Work request: When the word "rotate" shows up in a line of the records below, copy that line.

== Dataset excerpts

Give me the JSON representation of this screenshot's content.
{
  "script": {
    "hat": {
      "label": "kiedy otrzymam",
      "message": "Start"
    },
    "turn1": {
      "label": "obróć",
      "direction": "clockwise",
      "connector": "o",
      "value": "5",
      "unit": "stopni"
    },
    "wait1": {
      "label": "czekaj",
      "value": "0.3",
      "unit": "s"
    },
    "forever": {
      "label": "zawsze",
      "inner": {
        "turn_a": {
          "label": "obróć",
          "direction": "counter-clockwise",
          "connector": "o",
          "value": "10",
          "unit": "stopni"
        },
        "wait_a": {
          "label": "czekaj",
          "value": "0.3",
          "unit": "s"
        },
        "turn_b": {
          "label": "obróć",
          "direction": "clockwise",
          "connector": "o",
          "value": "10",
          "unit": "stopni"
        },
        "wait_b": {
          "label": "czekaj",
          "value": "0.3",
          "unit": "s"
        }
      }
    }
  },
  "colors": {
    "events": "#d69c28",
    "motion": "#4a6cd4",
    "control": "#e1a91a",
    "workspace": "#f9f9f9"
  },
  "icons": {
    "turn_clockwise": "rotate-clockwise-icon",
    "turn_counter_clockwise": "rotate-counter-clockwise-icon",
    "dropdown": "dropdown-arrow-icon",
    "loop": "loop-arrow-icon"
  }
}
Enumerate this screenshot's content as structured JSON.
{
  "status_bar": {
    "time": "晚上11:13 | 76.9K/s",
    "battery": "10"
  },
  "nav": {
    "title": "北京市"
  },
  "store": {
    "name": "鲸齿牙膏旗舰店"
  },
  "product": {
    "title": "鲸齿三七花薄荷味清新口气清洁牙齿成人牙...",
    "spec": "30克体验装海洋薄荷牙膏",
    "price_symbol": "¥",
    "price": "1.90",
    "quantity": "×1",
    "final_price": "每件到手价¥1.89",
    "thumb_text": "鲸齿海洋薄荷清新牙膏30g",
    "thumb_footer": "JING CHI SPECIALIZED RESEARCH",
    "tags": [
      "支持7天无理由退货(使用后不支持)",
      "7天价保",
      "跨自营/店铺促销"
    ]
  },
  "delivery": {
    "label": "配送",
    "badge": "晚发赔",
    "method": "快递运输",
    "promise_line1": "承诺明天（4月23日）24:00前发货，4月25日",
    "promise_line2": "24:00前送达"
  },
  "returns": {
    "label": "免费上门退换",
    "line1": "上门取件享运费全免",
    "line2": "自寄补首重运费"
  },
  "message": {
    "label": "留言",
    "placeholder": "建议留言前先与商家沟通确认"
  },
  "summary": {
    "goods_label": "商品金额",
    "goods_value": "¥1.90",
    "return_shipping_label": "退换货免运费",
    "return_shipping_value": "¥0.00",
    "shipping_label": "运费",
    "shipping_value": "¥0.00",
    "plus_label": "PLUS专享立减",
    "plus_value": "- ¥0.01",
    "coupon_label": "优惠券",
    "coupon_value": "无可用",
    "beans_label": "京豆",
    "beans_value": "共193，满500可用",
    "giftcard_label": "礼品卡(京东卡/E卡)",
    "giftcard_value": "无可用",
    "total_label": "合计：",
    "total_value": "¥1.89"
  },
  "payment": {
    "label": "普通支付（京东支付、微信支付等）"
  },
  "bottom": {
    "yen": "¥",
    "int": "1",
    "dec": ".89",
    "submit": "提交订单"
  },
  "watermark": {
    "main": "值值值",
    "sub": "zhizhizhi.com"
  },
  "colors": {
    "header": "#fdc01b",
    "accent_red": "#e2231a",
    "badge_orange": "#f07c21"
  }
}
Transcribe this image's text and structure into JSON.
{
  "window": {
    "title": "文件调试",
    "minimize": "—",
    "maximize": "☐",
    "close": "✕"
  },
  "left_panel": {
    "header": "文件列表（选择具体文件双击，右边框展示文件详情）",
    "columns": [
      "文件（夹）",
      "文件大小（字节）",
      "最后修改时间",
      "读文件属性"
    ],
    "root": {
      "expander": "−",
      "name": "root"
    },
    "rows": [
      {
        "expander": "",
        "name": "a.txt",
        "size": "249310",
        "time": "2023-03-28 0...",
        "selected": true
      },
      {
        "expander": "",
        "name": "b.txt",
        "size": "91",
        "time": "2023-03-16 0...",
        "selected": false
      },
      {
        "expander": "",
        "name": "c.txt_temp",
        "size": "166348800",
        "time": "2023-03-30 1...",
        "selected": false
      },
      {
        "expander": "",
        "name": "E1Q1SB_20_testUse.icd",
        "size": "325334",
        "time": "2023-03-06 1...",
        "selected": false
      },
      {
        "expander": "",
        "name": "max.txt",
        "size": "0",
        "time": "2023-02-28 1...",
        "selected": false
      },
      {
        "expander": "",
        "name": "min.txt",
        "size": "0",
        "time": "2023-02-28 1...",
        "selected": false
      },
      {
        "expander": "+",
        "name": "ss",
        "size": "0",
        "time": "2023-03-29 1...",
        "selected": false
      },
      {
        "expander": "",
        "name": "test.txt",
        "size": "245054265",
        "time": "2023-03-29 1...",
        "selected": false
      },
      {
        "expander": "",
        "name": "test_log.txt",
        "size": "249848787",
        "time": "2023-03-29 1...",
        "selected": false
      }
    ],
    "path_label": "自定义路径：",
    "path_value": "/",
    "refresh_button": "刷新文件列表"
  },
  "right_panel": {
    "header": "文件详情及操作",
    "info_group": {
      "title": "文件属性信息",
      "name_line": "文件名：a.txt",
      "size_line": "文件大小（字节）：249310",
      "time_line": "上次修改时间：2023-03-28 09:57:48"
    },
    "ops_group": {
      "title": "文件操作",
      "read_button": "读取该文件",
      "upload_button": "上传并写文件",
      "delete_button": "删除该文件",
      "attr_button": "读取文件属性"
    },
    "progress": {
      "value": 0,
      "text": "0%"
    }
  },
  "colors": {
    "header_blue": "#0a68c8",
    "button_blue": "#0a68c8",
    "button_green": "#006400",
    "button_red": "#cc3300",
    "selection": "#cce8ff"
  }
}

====

Answer section:
    "turn_clockwise": "rotate-clockwise-icon",
    "turn_counter_clockwise": "rotate-counter-clockwise-icon",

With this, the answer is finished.